This is not an efficient way of retrieving data from a relational database. You typically want to minimize the number of SQL queries and thus load several entities via JOINs and select the targeted entities before you start walking the object network.

Hibernate : use of mappedBy

Relationship is something in which two objects are related in some way. Now in object orientation it not necessary that both the side must show same relationship status,

For example :

I love her (1 to 1)
however she might love others (1 to many)

Now when we want to delegate the responsibility of maintaining the relationship on other side that time we can use mappedBy, In this way we might not require join table as well. In this case a separate join table can also be avoided.

image

Hibernate : Differences in @one-To-Many relation and @ElementCollection

This is for sure that to maintain one to many relation we need to have a collection reference in the source object class.

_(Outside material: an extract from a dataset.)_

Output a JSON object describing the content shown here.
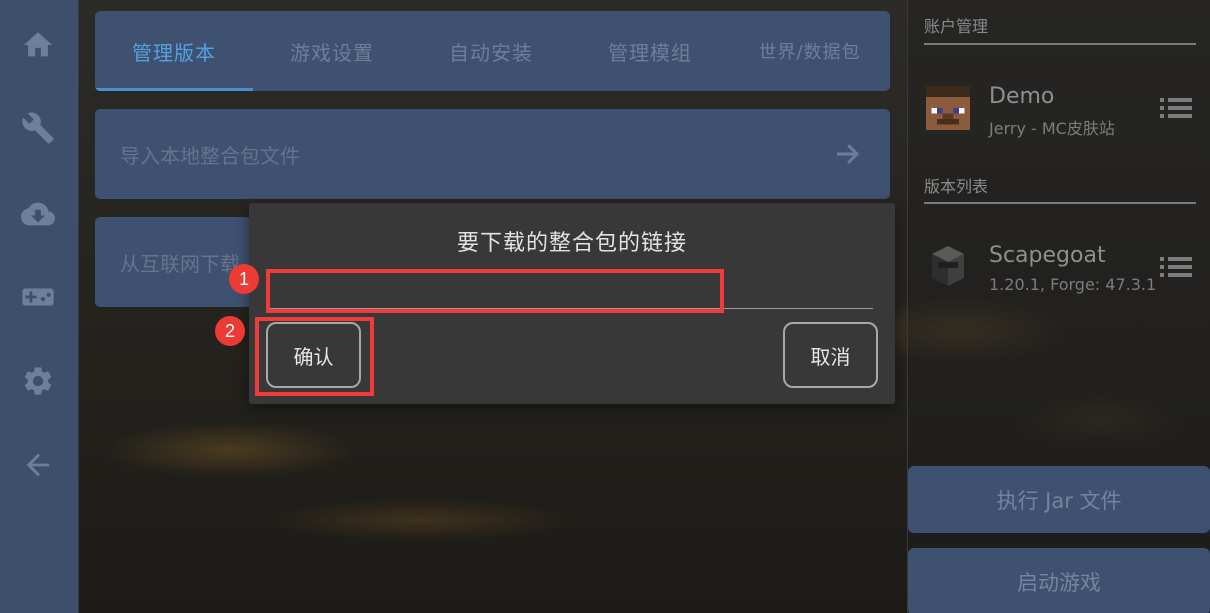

Then what is the difference between the two ?

In simple words, a join table will always get created when using @ElementCollection, however the join table can be avoided if

    @OneToMany(mappedBy = “driver”) here drive is the member variable from other entity.

image

How to decide what kind should be used when ?

I believe @ElementCollection is mainly for mapping non-entities (embeddable or basic) while @OneToMany is used to map entities. So which one to use depend on what you want to achieve.

ElementCollection is a standard JPA annotation, which is now preferred over the proprietary Hibernate annotation CollectionOfElements.

It means that the collection is not a collection of entities, but a collection of simple types (Strings, etc.) or a collection of embedded elements (class annotated with @Embedded).

It also means that the elements are completely owned by the containing entities: they’re modified when he entity is modified, deleted when the entity is deleted, etc. They can’t have their own lifecycle.